FDA issues warning on 4 widely-used asthma drugs

Feb 18, 2010 By LAURAN NEERGAARD , AP Medical Writer

(AP) -- The government is issuing new restrictions on some widely used long-acting asthma drugs, saying they should never be used without other asthma controllers to prevent a lifethreatening risk.

Four medications - Foradil, Serevent, Advair and Symbicort - contain an ingredient that relaxes muscles in the lung's airways. While they're very helpful for some patients, the way they work also may mask symptoms that can trigger serious attacks. It's a particular concern for children.

The ordered new labels saying the drugs should be used for the shortest possible duration - and only together with other medications such as inhaled steroids that work differently, by relieving airway inflammation.

Explore further: Seniors successfully withdraw from meds

5 /5 (2 votes)
add to favorites email to friend print save as pdf

Related Stories

Asthma risk increases in children treated for HIV

Jul 01, 2008

Children whose immune systems rebound after treatment with potent anti-viral drugs for HIV infection face an increased risk of developing asthma, said a federally funded consortium of researchers led by those from Baylor ...

More pounds equals worse asthma?

May 22, 2007

A new study presented at the American Thoracic Society 2007 International Conference finds that obese people are significantly more likely to have persistent or severe persistent asthma than their thinner counterparts.

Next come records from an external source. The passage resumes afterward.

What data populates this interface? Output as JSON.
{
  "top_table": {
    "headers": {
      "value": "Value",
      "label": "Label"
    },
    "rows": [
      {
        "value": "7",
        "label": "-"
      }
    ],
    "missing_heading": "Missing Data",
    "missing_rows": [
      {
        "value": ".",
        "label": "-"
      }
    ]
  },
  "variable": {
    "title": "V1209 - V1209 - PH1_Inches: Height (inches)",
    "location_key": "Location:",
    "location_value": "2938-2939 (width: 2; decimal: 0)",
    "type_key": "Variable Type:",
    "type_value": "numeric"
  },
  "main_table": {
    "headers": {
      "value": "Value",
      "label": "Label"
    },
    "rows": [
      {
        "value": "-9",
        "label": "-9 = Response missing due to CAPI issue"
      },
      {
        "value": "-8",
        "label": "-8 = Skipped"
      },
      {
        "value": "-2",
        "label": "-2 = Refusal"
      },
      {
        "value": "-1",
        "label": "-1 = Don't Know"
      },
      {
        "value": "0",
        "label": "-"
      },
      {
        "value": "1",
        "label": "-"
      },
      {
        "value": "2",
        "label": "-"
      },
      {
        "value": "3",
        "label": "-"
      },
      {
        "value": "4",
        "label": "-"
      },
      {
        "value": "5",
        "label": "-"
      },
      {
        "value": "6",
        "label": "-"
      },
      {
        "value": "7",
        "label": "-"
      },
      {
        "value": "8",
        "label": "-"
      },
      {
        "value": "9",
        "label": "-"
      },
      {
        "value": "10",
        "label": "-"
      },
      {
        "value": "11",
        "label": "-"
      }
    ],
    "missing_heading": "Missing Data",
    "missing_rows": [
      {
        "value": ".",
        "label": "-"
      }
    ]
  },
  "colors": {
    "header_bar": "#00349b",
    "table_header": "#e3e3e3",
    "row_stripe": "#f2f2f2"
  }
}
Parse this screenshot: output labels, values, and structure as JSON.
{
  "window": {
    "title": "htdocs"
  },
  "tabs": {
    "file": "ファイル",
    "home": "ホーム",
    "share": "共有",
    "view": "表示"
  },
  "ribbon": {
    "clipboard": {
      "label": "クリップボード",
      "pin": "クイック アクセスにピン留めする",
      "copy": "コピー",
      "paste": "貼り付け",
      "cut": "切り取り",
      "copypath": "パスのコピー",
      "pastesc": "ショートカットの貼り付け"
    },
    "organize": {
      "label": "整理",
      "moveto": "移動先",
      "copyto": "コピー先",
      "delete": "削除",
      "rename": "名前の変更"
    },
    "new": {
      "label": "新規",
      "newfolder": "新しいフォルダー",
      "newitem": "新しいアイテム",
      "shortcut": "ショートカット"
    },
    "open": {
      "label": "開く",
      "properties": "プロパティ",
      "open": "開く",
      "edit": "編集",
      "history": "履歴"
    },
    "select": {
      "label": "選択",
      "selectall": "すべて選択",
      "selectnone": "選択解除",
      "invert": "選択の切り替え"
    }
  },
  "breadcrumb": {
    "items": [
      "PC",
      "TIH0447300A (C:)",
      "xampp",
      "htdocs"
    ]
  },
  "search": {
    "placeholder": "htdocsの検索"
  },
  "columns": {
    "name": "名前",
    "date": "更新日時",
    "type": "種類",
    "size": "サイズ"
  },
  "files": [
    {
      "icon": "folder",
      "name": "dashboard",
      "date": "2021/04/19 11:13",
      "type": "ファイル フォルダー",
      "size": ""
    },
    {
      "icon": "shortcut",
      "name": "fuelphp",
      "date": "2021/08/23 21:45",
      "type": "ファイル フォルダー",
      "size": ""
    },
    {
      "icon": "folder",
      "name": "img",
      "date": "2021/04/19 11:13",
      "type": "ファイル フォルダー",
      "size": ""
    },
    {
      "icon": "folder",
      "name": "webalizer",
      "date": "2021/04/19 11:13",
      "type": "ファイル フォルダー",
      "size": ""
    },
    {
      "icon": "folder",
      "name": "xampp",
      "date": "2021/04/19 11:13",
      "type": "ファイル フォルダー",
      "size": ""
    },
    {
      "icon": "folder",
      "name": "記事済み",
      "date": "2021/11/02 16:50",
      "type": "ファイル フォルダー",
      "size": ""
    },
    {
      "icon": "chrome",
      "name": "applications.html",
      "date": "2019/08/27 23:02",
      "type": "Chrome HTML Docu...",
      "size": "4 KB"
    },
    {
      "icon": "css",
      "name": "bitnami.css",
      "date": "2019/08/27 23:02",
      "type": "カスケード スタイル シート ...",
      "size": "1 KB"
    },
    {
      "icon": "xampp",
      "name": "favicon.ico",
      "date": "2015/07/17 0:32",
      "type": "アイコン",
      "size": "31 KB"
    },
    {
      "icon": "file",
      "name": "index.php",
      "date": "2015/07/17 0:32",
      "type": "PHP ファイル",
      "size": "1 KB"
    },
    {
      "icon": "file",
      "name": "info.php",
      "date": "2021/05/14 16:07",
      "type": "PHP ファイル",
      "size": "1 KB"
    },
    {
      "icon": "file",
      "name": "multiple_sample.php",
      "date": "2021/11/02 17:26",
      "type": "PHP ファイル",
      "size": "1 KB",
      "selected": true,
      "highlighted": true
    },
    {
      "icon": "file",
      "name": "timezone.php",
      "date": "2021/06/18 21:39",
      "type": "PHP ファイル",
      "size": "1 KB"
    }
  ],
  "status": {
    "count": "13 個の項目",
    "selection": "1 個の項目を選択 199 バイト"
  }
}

Recommended for you

Seniors successfully withdraw from meds

9 hours ago

Elderly people have proved receptive to being de-prescribed medications, as part of a trial aimed at assessing the feasibility of withdrawal of medications among older people.

Flu vaccine for expectant moms a top priority

Sep 18, 2014

Only about half of all pregnant women in the U.S. get a flu shot each season, leaving thousands of moms-to-be and their babies at increased risk of serious illness.

Experts want restrictions on testosterone drug use (Update)

Sep 17, 2014

Federal health experts said Wednesday there is little evidence that testosterone-boosting drugs are effective for treating common signs of aging in men and that their use should be narrowed to exclude millions of Americans ...

User comments : 0